Published in Blog Posts
AIThe market chatter about Big Data and AI is relentless. For Big Data, the statistics that many of us in the tech industry see bandied about are certainly eye catching; 2.7 Zetabytes of data exist in the digital universe today, 571 new websites are created every minute of the day, by 2020 business transactions on the internet will reach 450 billion per day etc. For AI, they are no less impressive; there was more than $300 million in venture capital invested in AI startups in 2014, a 300% increase over the year before; by 2018, 75% of developer teams will include AI functionality in one or more applications or services; by 2020, 30% of all companies will employ AI to augment at least one of their primary sales processes etc.
However, for many people not directly involved in the tech industry or the IT department of a huge multinational it’s difficult to see how these grandiose claims have any relevance to their day to day tasks. The real issue is, until recently, to do anything innovative with big data or AI you needed highly skilled data scientists versed in seemingly impenetrable technologies like NoSQL, R, MapReduce or Scala.

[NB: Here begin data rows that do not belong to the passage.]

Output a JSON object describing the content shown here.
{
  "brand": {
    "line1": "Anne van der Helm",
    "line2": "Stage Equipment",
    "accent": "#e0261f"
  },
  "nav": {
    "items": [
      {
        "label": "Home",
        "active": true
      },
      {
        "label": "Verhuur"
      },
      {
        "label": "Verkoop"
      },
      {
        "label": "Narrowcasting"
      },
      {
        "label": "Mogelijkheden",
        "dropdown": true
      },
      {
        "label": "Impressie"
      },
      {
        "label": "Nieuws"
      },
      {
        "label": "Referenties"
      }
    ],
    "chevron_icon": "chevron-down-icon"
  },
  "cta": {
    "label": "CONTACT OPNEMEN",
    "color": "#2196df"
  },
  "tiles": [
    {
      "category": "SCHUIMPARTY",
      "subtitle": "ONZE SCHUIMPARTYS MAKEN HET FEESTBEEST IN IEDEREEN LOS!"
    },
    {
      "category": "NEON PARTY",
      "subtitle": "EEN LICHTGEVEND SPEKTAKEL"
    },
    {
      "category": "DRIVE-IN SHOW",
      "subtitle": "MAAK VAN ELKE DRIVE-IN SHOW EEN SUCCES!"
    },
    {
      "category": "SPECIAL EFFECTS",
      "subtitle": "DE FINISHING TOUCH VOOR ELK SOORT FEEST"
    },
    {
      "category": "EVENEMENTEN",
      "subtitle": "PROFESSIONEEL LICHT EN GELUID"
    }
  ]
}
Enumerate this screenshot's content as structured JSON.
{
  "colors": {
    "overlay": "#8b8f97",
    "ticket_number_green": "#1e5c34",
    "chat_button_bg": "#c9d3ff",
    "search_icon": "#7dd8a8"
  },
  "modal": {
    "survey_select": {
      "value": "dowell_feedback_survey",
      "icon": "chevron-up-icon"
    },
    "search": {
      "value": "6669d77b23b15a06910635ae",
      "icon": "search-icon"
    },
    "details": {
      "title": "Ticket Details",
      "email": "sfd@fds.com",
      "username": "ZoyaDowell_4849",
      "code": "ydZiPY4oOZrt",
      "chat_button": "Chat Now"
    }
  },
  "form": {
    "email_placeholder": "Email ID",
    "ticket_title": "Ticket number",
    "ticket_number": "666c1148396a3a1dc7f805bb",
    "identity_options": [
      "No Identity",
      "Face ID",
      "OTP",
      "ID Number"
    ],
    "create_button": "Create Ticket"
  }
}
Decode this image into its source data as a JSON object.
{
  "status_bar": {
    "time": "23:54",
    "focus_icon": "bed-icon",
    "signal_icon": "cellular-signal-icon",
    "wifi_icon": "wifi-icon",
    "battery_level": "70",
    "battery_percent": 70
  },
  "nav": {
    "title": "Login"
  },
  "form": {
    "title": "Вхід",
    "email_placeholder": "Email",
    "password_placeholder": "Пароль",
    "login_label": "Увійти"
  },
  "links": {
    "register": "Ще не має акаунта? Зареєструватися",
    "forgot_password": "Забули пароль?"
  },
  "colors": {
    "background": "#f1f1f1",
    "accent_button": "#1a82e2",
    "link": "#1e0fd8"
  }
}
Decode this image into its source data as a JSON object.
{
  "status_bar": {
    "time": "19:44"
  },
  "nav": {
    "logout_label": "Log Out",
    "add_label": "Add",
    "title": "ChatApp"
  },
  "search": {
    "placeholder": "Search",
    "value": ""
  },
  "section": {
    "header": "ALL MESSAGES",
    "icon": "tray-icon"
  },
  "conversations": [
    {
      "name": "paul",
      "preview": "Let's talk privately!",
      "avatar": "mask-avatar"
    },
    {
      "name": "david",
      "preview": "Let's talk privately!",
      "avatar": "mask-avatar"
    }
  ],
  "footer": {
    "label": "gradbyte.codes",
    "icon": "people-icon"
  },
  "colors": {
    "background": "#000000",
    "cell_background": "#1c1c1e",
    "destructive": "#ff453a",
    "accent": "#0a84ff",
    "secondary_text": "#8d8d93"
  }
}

And these guys are hard to come by and expensive, and not getting cheaper. IBM predicts that demand for data professionals in the US alone will reach 2.7 million by 2020.
However, that’s not the complete picture. Much in the same way computers began entering the business world as the preserve of large corporations like J Lyons & Company and the U. S. Census Bureau, were later more widely used as companies that could afford the huge cost of buying them provided services to others, and finally the productization of computers by the likes of IBM allowed almost every organisation to buy their own, Big Data and AI are going through the same process of democratization. 
The major three Cloud data providers Microsoft, Google and Amazon are amongst a host of providers that now offer scalable and affordable Big Data platforms that can be spun up in seconds. In the last few years all three have also started offering API driven AI services bound into their cloud platforms. More importantly, those Big Data platforms and AI API’s are now becoming easily accessible to more traditional development environments like .NET. This means that millions of traditional developers can now leverage Big Data and AI without leaving the comfort of their familiar development environment. 
The natural consequence of this will be an explosion of products that leverage Big Data and AI technologies available to even the smallest organisations, allowing the huge opportunities to filter down to all. In fact, here at DataPA we have spent the last twelve months working hard on a new automated analytics product leveraging Big Data and AI techniques, which we are hugely excited about launching in the coming months. The world is on the cusp of huge change that historically will rival the industrial revolution, and we are excited about sharing that journey with all our customers and partners in the coming months and years. 
Published in Blog Posts